The ACLU researchers raised concerns over Rekognition, Amazon’s facial recognition software suite, this past summer when they discovered what the researchers characterized as significant flaws in the product. This prompted an inquiry from lawmakers including Senators Ron Wyden, Chris Coons, and Ed Markey. Amazon’s unsatisfying response prompted yet another inquiry in November. Spearheaded by Markey, this effort was joined by seven other lawmakers including Congressman Jimmy Gomez, a California Democrat.

“We haven’t received much information and it seems like [for] somebody who’s very confident of their product it’s surprising that they won’t answer those questions,” Gomez told Gizmodo.


Since this second letter was sent, yet another study indicated the presence of bias in Rekognition. Amazon contends that neither set of researchers followed the company’s guidelines for the software, but reporting by Gizmodo found that Rekognition’s only known law enforcement client—the Washington County Sheriff’s Office in Oregon—does not follow those suggested guidelines in its use of the software either. Representative Gomez said his staff asked Amazon if the company performs audits to make sure their clients are using the software as directed: “They said, ‘we have to get back to you.’”

It’s possible there are other law enforcement clients besides the WCSO, but Amazon refuses to divulge them to reporters or lawmakers. “They haven’t given us the list of their clients,” Gomez told Gizmodo. He referenced reporting by the Daily Beast that indicated Amazon had been actively pitching Immigrations and Customs Enforcement on using Rekogntion, something he called “a big concern to the Latino community as a whole as well other pro-immigrant advocates.”


Gallingly, the closest Amazon has come to responding to questions was a blog post last week by Michael Punke, the vice president of global public policy at Amazon Web Services, where he provided five broad ideas for regulating law enforcement use of facial recognition technology, encouraging “ policymakers to consider these guidelines as potential legislation.” Punke’s suggestions include following the law, human review of matches when identifying suspects, and for law enforcement to be transparent about its use of the tools.

“We encourage policymakers to consider these guidelines as potential legislation and rules are considered in the US and other countries,” Punke wrote in the post, which he said is intended to promote an “open, honest, and earnest dialogue among all parties involved to ensure that the technology is applied appropriately and is continuously enhanced.”


With the company still stonewalling lawmakers, Gomez intends to bring company representatives in for questioning. “I’m currently having that discussion with Chairman of the Subcommittee on Civil Rights and Civil Liberties,” he said. “We’re gonna make our case that there should be a hearing on it.” A spokesperson for Rep. Jamie Raskin, the subcommittee’s chairman, told Gizmodo that while “the Committee and subcommittee hearing schedule has not been set yet but I know this is one of many subjects that has been raised by Members and is being discussed.”

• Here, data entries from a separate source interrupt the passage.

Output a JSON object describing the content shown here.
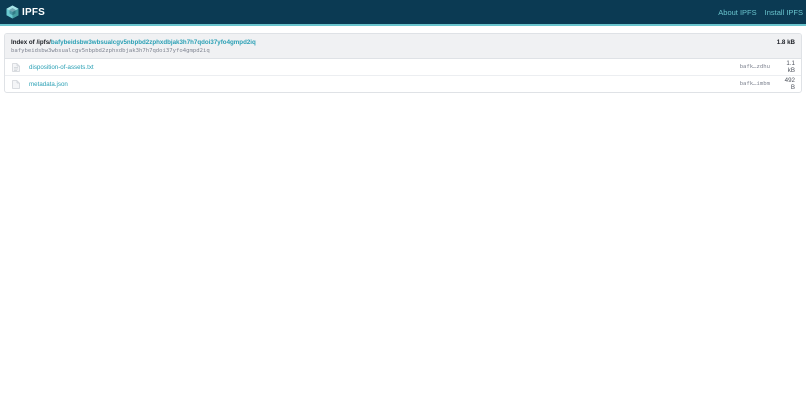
{
  "header": {
    "brand": "IPFS",
    "nav": [
      "About IPFS",
      "Install IPFS"
    ]
  },
  "index": {
    "prefix": "Index of /ipfs/",
    "cid": "bafybeidsbw3wbsualcgv5nbpbd2zphxdbjak3h7h7qdoi37yfo4gmpd2iq",
    "total_size": "1.8 kB"
  },
  "files": [
    {
      "name": "disposition-of-assets.txt",
      "cid": "bafk…zdhu",
      "size": "1.1 kB",
      "icon": "file-text-icon"
    },
    {
      "name": "metadata.json",
      "cid": "bafk…imbm",
      "size": "492 B",
      "icon": "file-icon"
    }
  ],
  "colors": {
    "topbar": "#0b3a53",
    "accent": "#69c4cd",
    "link": "#2aa0b5"
  }
}
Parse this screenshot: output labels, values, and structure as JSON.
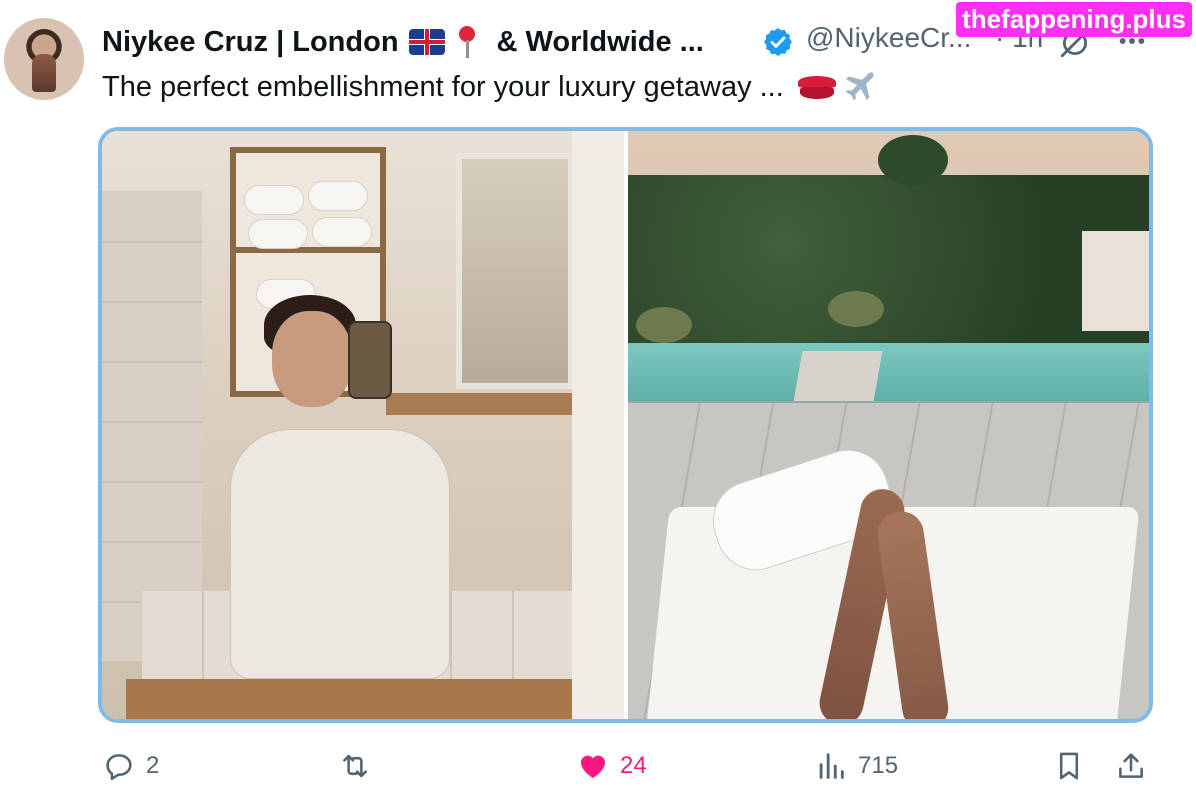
{
  "author": {
    "display_name": "Niykee Cruz | London",
    "name_suffix": "& Worldwide ...",
    "flag_icon": "uk-flag-icon",
    "pin_icon": "round-pushpin-icon",
    "verified": true,
    "handle": "@NiykeeCr...",
    "time": "· 1h"
  },
  "watermark": "thefappening.plus",
  "tweet": {
    "text": "The perfect embellishment for your luxury getaway ...",
    "emojis": [
      "lips-icon",
      "airplane-icon"
    ]
  },
  "media": {
    "count": 2
  },
  "actions": {
    "replies": "2",
    "reposts": "",
    "likes": "24",
    "views": "715",
    "liked": true,
    "like_color": "#f91880",
    "accent_color": "#1d9bf0",
    "muted_color": "#536471"
  }
}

“We still have to have a serious conversation on the uses of this technology. How accurate it is?” Gomez said, “Why is it that other major firms are not selling it to law enforcement?”


We’ve reached out to the other lawmakers who signed these two letters of inquiry to Amazon and will update if they provide comment. Amazon did not yet respond to our request to comment on Gomez’s efforts.

Update 2/12/19 3:25 pm EST: We received the following statement from Senator Chris Coons:

Facial recognition technology has developed quickly and presents new and unique opportunities to make our communities safer. However, as with all new technologies, those benefits must be weighed against core privacy protections and civil rights. We should establish clear guidelines surrounding the use of facial recognition technology, including use by law enforcement, that strike the right balance. I look forward to working with my colleagues and all stakeholders toward that goal.